He said the U.S. government “favors dietary guidance that focuses on the total diet, promotes the view that all foods can be part of a healthy and balanced diet, and supports personal responsibility to choose a diet conducive to individual energy balance, weight control and health.”
In the end, lifestyles play as significant a role as diet does in the overall health of individuals. The federal government adopts that perspective, which should allow food and beverage manufacturers the freedom to do their job — create new products that meet consumer demand. The government’s statement should give marketers reason to focus on lifestyle, physical activity and a holistic approach to health beyond diet.
The demand for healthier new products is larger than ever.

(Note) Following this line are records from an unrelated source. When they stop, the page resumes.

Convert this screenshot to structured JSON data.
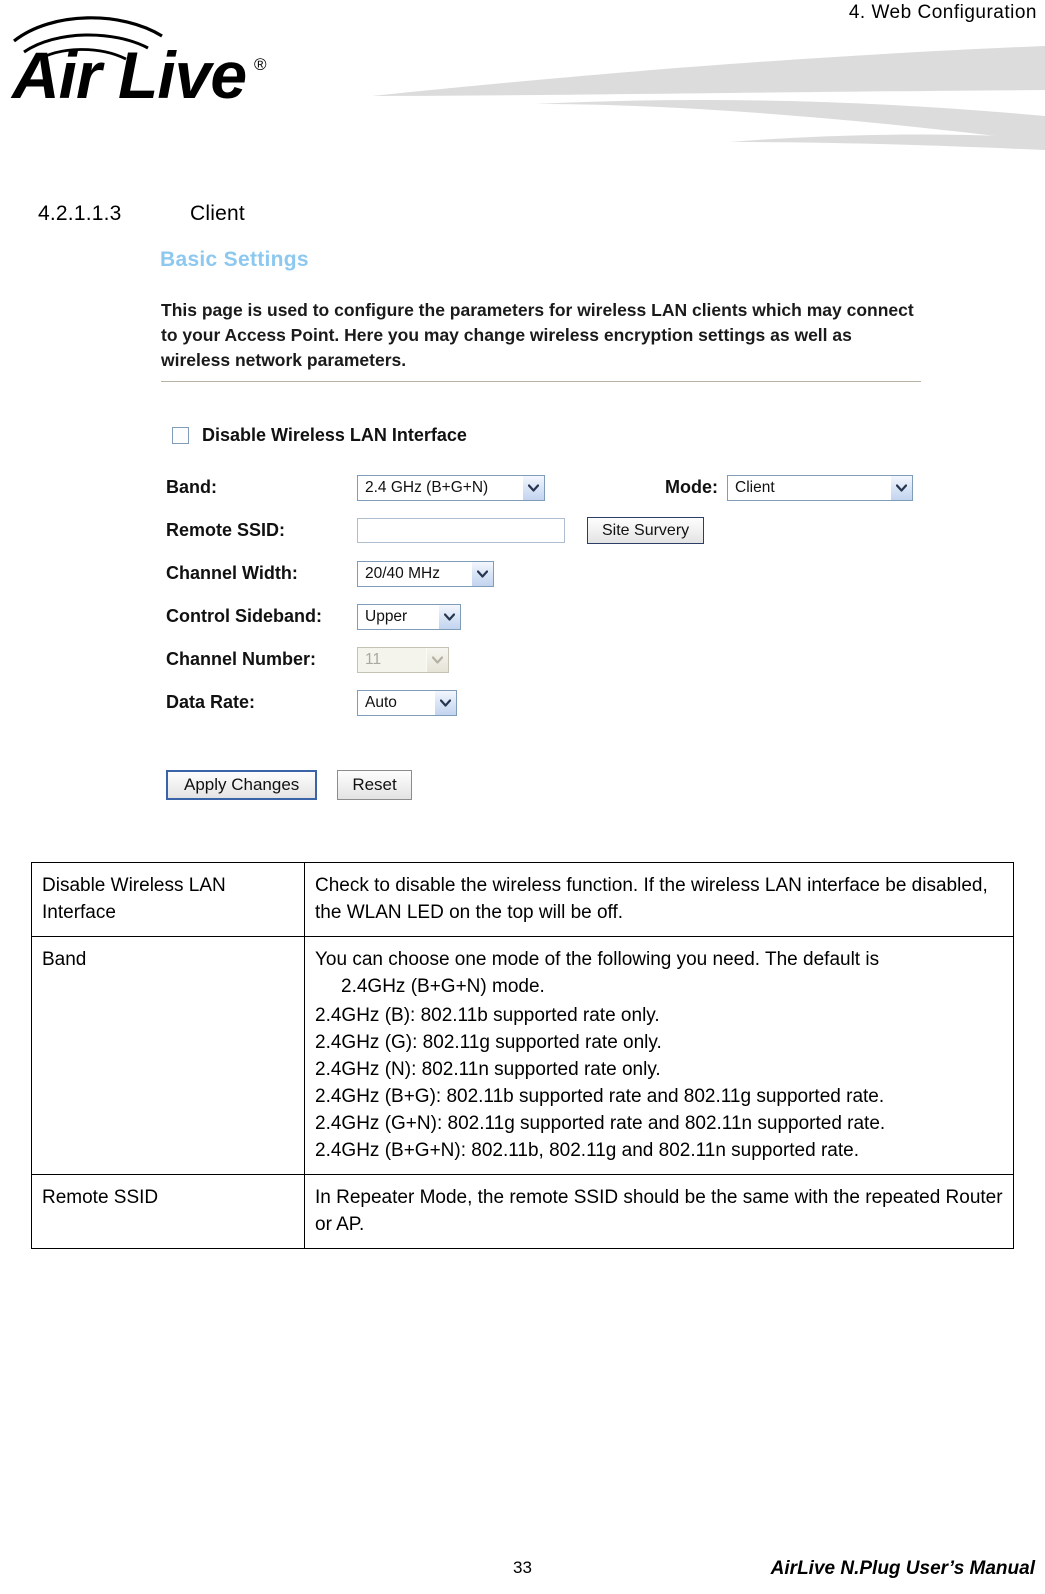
{
  "header": {
    "running_title": "4. Web Configuration",
    "logo_text": "Air Live",
    "logo_registered": "®"
  },
  "section": {
    "number": "4.2.1.1.3",
    "title": "Client"
  },
  "webui": {
    "panel_title": "Basic Settings",
    "description": "This page is used to configure the parameters for wireless LAN clients which may connect to your Access Point. Here you may change wireless encryption settings as well as wireless network parameters.",
    "disable_checkbox_label": "Disable Wireless LAN Interface",
    "disable_checkbox_checked": false,
    "fields": {
      "band_label": "Band:",
      "band_value": "2.4 GHz (B+G+N)",
      "mode_label": "Mode:",
      "mode_value": "Client",
      "remote_ssid_label": "Remote  SSID:",
      "remote_ssid_value": "",
      "site_survey_button": "Site Survery",
      "channel_width_label": "Channel Width:",
      "channel_width_value": "20/40 MHz",
      "control_sideband_label": "Control  Sideband:",
      "control_sideband_value": "Upper",
      "channel_number_label": "Channel Number:",
      "channel_number_value": "11",
      "channel_number_disabled": true,
      "data_rate_label": "Data Rate:",
      "data_rate_value": "Auto"
    },
    "buttons": {
      "apply": "Apply Changes",
      "reset": "Reset"
    }
  },
  "table": {
    "rows": [
      {
        "term": "Disable Wireless LAN Interface",
        "description": "Check to disable the wireless function. If the wireless LAN interface be disabled, the WLAN LED on the top will be off."
      },
      {
        "term": "Band",
        "intro": "You can choose one mode of the following you need. The default is",
        "default_mode": "2.4GHz (B+G+N) mode.",
        "modes": [
          "2.4GHz (B): 802.11b supported rate only.",
          "2.4GHz (G): 802.11g supported rate only.",
          "2.4GHz (N): 802.11n supported rate only.",
          "2.4GHz (B+G): 802.11b supported rate and 802.11g supported rate.",
          "2.4GHz (G+N): 802.11g supported rate and 802.11n supported rate.",
          "2.4GHz (B+G+N): 802.11b, 802.11g and 802.11n supported rate."
        ]
      },
      {
        "term": "Remote SSID",
        "description": "In Repeater Mode, the remote SSID should be the same with the repeated Router or AP."
      }
    ]
  },
  "footer": {
    "page_number": "33",
    "manual_title": "AirLive N.Plug User’s Manual"
  },
  "colors": {
    "panel_title": "#8cc8ef",
    "swoosh": "#dcdcdc",
    "select_border": "#7f9db9"
  }
}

The International Obesity Task Force estimates that 300 million people worldwide are obese and 750 million more are overweight, including 22 million children under the age of five. Approximately 127 million adults in the U.S. are overweight, 60 million obese, and 9 million severely obese.
The number of adults who are overweight or obese has continued to increase. Currently, 64.5% of U.S. adults, age 20 years and older, are overweight and 30.5% are obese. Severe obesity prevalence is now 4.7%, up from 2.9% reported in the 1988 - 1994 National Health and Nutrition Examination Survey by the Centers for Disease Control and Prevention.
In regard to children, the American Obesity Association reports that approximately 30.3% of children (ages 6 to 11) are overweight and 15.3% are obese. For adolescents (ages 12 to 19), 30.4% are overweight and 15.5% are obese.
According to the National Institutes of Health, one in seven adolescents is obese, and childhood obesity is a national “epidemic.” The agency also claims that diseases once only seen in adults — hypertension, arteriosclerosis, diabetes and high cholesterol — are now hitting children. Some research suggests that approximately one-third of children in the United States will develop diabetes. Though some studies yield slightly different figures in regard to child obesity, most concur that the increased weight of American children is edging toward epidemic proportions.
Editor’s Note: Nick Roskelly is the Managing Editor of Stagnito’s New Products magazine, a Stagnito Communications publication.